I know Mony has done it with me, I have done it with her, even if the other doesn’t know it’s being done, it happens, and later it may be approached again in a different manner with better results. But you might think “E… If we approach it again we might end up fighting again…” and you might be right, but the results are what your after, the resolution, understanding and compromise. You might fight again but the battle might be better fought to get to the results…
Sun Tzu wrote that one must know the terrain, is it high and rugged, is it a valley, is it sandy, is it cold and wet…how will his troops traverse the terrain of the battlefield and will the effectively be able to fight on that ground. The battlefield in a relationship can be likened to the timing and environment (feel) of the moment…is your partner having major work problems, are they physically sick, is there some circumstance that may play into your speaking to them about the problem…
Sun Tzu also said that it is better to make an offer to the opposition and bring them on your side rather than wipe out their whole village and have uncessessary blood shed…this can be likened in a relationship to setting the stage for the discussion…once you’ve addressed the terrain you can address how you will deliver the message, and open the dialog. The thing is even with these tactful plans to avoid conflict, you may have to back off and just say you’re right…leave it there and retreat from the battle. Rethink what you said, how you said it and determine what results you want in advance of going back to address the problem.

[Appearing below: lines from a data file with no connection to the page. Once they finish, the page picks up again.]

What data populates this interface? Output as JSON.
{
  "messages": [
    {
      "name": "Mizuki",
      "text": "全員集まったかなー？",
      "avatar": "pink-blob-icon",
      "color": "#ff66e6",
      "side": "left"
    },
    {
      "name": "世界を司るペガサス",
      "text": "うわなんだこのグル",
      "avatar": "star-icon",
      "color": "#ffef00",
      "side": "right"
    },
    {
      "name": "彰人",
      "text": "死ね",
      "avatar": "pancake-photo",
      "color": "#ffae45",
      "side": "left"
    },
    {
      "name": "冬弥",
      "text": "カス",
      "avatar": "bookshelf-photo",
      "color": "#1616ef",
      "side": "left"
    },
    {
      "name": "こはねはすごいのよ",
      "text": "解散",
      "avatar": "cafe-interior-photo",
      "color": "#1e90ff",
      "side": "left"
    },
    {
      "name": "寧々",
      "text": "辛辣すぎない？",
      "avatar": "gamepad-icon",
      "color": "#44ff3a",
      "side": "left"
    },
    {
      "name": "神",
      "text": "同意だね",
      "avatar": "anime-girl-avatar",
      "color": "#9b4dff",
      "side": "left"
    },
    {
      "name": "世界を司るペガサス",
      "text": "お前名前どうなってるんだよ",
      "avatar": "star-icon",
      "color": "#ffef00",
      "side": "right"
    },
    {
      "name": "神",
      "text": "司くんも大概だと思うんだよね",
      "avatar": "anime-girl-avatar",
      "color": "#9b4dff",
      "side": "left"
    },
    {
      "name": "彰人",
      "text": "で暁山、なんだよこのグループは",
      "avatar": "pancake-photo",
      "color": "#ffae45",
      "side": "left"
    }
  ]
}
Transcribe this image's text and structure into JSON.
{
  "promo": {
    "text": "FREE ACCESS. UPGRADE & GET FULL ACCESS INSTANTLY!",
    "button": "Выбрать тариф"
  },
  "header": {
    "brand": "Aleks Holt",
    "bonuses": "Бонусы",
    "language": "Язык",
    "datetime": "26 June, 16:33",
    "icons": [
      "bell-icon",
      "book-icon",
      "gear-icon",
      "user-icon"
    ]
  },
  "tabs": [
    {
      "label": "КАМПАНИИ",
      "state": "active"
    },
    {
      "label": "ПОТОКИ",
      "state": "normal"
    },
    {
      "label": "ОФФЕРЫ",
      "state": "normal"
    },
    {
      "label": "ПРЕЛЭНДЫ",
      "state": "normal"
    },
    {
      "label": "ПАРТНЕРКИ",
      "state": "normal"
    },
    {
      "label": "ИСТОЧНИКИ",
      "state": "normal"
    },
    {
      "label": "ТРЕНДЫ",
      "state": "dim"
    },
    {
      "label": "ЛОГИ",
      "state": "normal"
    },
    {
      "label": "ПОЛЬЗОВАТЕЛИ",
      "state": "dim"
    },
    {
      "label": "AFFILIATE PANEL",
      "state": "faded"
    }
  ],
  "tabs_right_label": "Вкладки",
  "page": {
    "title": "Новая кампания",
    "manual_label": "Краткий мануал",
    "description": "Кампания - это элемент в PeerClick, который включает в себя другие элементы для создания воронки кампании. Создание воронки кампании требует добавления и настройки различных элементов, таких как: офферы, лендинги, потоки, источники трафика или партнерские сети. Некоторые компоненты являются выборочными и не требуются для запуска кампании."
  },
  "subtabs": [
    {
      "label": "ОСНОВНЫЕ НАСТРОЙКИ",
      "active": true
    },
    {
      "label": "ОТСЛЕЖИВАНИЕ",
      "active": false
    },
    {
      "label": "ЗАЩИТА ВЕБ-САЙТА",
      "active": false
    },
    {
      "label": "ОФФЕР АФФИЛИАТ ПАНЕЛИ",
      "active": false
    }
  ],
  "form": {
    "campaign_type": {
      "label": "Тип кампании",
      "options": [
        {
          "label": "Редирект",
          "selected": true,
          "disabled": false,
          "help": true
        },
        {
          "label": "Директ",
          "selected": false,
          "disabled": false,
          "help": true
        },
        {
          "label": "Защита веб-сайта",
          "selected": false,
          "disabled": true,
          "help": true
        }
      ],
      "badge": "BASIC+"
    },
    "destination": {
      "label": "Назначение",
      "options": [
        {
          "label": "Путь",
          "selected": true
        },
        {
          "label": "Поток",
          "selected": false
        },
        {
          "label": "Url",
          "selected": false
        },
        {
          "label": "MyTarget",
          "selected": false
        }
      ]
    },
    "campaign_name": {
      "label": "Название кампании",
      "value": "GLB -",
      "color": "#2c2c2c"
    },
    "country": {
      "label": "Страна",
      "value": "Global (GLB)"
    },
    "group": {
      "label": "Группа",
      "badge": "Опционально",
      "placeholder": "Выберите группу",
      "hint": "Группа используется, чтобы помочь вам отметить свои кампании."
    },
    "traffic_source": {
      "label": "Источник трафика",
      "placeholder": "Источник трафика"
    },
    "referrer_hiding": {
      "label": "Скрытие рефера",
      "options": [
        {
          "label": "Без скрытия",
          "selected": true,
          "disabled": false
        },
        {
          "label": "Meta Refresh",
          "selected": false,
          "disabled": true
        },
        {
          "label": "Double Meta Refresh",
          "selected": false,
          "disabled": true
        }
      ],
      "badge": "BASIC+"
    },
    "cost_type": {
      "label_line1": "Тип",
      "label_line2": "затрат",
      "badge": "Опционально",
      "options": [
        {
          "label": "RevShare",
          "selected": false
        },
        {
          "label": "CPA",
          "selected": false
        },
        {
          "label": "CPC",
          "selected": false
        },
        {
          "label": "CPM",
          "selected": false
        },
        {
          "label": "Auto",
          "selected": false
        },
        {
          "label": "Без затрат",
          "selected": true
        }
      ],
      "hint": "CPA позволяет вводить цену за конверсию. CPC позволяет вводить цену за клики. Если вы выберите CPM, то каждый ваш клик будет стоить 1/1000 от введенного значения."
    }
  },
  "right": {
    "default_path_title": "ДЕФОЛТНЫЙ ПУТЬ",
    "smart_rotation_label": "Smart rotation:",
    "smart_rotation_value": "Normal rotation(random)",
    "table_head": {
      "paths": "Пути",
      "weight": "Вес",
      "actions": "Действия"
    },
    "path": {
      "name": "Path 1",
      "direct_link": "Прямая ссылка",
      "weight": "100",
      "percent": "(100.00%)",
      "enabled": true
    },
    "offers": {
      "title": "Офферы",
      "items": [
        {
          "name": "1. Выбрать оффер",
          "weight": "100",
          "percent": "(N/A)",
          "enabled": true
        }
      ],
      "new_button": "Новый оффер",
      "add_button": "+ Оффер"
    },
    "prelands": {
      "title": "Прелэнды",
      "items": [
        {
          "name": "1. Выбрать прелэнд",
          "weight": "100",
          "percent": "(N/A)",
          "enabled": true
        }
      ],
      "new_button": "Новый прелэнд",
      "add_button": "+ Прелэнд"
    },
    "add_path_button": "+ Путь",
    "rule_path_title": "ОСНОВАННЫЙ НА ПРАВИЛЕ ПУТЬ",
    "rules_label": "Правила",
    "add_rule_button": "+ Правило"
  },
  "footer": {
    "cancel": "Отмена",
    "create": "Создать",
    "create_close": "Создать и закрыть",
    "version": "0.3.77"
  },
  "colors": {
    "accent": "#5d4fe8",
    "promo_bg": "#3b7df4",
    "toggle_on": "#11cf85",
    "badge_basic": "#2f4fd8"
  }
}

I talk a good game, I spout advice to you here but you probably wonder if I put it into action all the time…the answer is no, not always, but that’s why “You’re Right” gives me a chance to back off and rethink things.